* _ASSIGNMENT_: All of the data that follows needs to be printed again, exactly as it reads.
═══ DATASET RECORDS ═══
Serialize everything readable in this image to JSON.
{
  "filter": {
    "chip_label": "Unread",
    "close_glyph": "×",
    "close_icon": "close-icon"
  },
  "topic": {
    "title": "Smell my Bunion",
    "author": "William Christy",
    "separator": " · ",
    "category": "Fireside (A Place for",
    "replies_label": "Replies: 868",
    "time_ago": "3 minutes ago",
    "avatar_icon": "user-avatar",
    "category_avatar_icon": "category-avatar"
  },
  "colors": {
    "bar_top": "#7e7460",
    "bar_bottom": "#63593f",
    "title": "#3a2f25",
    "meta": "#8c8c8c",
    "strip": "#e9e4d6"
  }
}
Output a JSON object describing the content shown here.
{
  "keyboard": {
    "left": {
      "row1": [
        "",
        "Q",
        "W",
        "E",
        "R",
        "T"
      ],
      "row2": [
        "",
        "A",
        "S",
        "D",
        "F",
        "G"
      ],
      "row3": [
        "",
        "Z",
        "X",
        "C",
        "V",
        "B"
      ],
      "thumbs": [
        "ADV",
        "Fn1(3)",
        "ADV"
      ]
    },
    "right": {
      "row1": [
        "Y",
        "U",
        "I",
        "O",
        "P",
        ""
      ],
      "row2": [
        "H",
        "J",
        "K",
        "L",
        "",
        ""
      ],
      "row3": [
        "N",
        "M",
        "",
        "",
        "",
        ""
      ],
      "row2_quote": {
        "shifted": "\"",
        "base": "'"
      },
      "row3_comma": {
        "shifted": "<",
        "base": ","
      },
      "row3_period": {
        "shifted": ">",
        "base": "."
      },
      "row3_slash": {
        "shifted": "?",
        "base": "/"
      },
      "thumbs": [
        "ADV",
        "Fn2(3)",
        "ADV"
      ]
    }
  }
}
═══
* _SOLUTION_:
Serialize everything readable in this image to JSON.
{
  "filter": {
    "chip_label": "Unread",
    "close_glyph": "×",
    "close_icon": "close-icon"
  },
  "topic": {
    "title": "Smell my Bunion",
    "author": "William Christy",
    "separator": " · ",
    "category": "Fireside (A Place for",
    "replies_label": "Replies: 868",
    "time_ago": "3 minutes ago",
    "avatar_icon": "user-avatar",
    "category_avatar_icon": "category-avatar"
  },
  "colors": {
    "bar_top": "#7e7460",
    "bar_bottom": "#63593f",
    "title": "#3a2f25",
    "meta": "#8c8c8c",
    "strip": "#e9e4d6"
  }
}
Output a JSON object describing the content shown here.
{
  "keyboard": {
    "left": {
      "row1": [
        "",
        "Q",
        "W",
        "E",
        "R",
        "T"
      ],
      "row2": [
        "",
        "A",
        "S",
        "D",
        "F",
        "G"
      ],
      "row3": [
        "",
        "Z",
        "X",
        "C",
        "V",
        "B"
      ],
      "thumbs": [
        "ADV",
        "Fn1(3)",
        "ADV"
      ]
    },
    "right": {
      "row1": [
        "Y",
        "U",
        "I",
        "O",
        "P",
        ""
      ],
      "row2": [
        "H",
        "J",
        "K",
        "L",
        "",
        ""
      ],
      "row3": [
        "N",
        "M",
        "",
        "",
        "",
        ""
      ],
      "row2_quote": {
        "shifted": "\"",
        "base": "'"
      },
      "row3_comma": {
        "shifted": "<",
        "base": ","
      },
      "row3_period": {
        "shifted": ">",
        "base": "."
      },
      "row3_slash": {
        "shifted": "?",
        "base": "/"
      },
      "thumbs": [
        "ADV",
        "Fn2(3)",
        "ADV"
      ]
    }
  }
}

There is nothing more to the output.